Blog Entries: 1
Rep Power: 35
vinerm will become famous soon enough
Instead of doing a full simulation, you may also do some back of the envelope calculation to determine if collision is really important or not. For doing this, refer the following

https://www.afs.enea.it/project/nept...th/node279.htm
m.reza likes this.
__________________
Regards,
Vinerm

PM to be used if and only if you do not want something to be shared publicly. PM is considered to be of the least priority.
vinerm is offline   Reply With Quote

Old   April 11, 2020, 06:19
Default
  #9
Member
 
m.reza
Join Date: Apr 2011
Posts: 38
Rep Power: 15
m.reza is on a distinguished road
Quote:
Originally Posted by vinerm View Post
Instead of doing a full simulation, you may also do some back of the envelope calculation to determine if collision is really important or not. For doing this, refer the following

https://www.afs.enea.it/project/nept...th/node279.htm
Hi again,
I found your point. There are no collisions between particles in my problem. If I want to develop my knowledge on DEM investigation of heat transfer in a drum mixer, except running my own code, which software can simulate the interaction of granular materials? Just some of the articles in this field mentioned that they used in-house DEM code.
m.reza is offline   Reply With Quote

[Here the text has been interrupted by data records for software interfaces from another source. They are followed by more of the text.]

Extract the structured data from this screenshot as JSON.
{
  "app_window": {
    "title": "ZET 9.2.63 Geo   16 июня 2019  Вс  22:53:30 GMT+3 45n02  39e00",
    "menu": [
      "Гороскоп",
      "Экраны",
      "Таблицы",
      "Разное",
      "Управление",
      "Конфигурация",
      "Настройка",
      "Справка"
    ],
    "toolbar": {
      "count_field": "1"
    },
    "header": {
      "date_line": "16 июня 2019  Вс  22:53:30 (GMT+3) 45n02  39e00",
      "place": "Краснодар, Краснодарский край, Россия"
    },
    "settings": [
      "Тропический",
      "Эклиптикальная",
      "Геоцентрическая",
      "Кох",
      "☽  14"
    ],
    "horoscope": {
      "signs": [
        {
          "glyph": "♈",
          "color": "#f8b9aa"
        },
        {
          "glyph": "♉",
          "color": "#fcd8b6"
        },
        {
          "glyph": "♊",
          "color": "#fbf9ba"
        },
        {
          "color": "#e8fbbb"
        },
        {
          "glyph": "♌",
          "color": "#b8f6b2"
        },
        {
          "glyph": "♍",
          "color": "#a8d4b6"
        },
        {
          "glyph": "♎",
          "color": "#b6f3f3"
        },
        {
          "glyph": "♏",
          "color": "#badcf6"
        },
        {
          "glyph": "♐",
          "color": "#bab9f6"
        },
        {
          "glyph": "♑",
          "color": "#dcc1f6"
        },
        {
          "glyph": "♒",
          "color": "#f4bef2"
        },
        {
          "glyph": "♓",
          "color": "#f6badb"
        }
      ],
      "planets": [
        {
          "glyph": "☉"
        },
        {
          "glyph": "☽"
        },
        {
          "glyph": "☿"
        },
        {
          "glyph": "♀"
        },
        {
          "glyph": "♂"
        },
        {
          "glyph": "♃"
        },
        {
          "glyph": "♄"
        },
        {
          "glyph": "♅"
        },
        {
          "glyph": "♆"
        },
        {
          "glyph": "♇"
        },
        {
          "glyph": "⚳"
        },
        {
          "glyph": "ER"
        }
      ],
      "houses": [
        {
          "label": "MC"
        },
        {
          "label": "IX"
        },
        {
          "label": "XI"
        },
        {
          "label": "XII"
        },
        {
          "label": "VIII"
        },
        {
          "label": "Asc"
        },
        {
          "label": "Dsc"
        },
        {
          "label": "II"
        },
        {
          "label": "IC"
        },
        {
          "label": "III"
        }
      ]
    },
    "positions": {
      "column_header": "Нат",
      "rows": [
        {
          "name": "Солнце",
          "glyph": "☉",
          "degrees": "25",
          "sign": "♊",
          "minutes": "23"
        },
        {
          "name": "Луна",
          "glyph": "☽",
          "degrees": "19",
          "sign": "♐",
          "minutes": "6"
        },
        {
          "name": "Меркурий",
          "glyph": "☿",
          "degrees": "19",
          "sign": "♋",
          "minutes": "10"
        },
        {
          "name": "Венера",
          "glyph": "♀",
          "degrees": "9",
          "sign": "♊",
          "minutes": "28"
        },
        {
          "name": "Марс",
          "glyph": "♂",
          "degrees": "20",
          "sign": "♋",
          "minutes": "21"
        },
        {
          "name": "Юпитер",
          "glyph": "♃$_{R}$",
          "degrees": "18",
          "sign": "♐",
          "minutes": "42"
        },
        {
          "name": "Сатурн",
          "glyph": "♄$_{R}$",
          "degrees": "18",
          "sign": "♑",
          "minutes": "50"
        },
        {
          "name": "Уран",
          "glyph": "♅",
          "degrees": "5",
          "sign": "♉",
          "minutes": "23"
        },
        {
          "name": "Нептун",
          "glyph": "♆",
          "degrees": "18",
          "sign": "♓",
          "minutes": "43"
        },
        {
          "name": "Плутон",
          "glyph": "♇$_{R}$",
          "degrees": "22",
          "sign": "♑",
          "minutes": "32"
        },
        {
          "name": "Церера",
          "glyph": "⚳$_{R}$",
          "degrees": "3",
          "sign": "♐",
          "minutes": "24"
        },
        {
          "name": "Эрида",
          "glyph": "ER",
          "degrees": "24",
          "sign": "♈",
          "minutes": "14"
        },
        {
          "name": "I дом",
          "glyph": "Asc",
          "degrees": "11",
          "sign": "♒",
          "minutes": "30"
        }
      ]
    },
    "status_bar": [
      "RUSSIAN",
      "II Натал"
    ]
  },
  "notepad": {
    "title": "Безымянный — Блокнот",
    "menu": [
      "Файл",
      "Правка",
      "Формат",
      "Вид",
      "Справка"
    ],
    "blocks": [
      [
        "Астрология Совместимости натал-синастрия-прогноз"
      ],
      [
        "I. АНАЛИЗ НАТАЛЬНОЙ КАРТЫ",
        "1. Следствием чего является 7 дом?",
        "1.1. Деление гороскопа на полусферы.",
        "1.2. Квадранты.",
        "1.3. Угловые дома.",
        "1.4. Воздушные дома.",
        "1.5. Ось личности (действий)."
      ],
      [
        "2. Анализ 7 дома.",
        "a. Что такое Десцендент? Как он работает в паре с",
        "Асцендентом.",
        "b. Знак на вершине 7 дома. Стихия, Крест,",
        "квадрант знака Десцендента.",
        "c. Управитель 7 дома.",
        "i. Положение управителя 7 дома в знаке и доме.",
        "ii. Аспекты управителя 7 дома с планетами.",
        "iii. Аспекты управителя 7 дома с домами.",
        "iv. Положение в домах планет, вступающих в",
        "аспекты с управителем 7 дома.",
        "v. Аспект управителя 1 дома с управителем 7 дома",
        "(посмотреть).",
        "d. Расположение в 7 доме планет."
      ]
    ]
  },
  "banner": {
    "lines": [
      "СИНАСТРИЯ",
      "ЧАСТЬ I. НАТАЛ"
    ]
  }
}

Old   April 11, 2020, 08:12
Default Dem
  #10
Senior Member
 
vinerm's Avatar
 
Vinerm
Join Date: Jun 2009
Location: Nederland
Posts: 2,946
Blog Entries: 1
Rep Power: 35
vinerm will become famous soon enough
There are a plenty of codes that have DEM model, such as, LIGGGHTS, EDEM, Rocky, etc. But I doubt if any of these model heat transfer across particles because collision time is always much smaller than heat transfer time except when particles are tightly packed. LIGGGHTS probably has it, but I am not sure
__________________
Regards,
Vinerm

PM to be used if and only if you do not want something to be shared publicly. PM is considered to be of the least priority.
vinerm is offline   Reply With Quote

Old   April 11, 2020, 08:17
Default
  #11
Member
 
m.reza
Join Date: Apr 2011
Posts: 38
Rep Power: 15
m.reza is on a distinguished road
Quote:
Originally Posted by vinerm View Post
There are a plenty of codes that have DEM model, such as, LIGGGHTS, EDEM, Rocky, etc. But I doubt if any of these model heat transfer across particles because collision time is always much smaller than heat transfer time except when particles are tightly packed. LIGGGHTS probably has it, but I am not sure
Thank for your reply and help.
m.reza is offline   Reply With Quote

Reply

Tags
collide, dpm fluent

Thread Tools Search this Thread
Search this Thread:

Advanced Search
Display Modes

Posting Rules
You may not post new threads
You may not post replies
You may not post attachments
You may not edit your posts

BB code is On
Smilies are On
[IMG] code is On
HTML code is Off
Trackbacks are Off
Pingbacks are On
Refbacks are On


Similar Threads
Thread Thread Starter Forum Replies Last Post
fvOptions npatricia OpenFOAM 6 May 23, 2018 05:21
timestep extraction for macro manuc Tecplot 0 August 10, 2016 12:20
How to use the thread_storage macro? lxlxlxt FLUENT 0 February 10, 2014 21:53
Macro problem cfddummy Siemens 1 April 9, 2007 12:37
Call a macro from a macro Flav Siemens 2 July 1, 2004 05:42


All times are GMT -4. The time now is 12:17.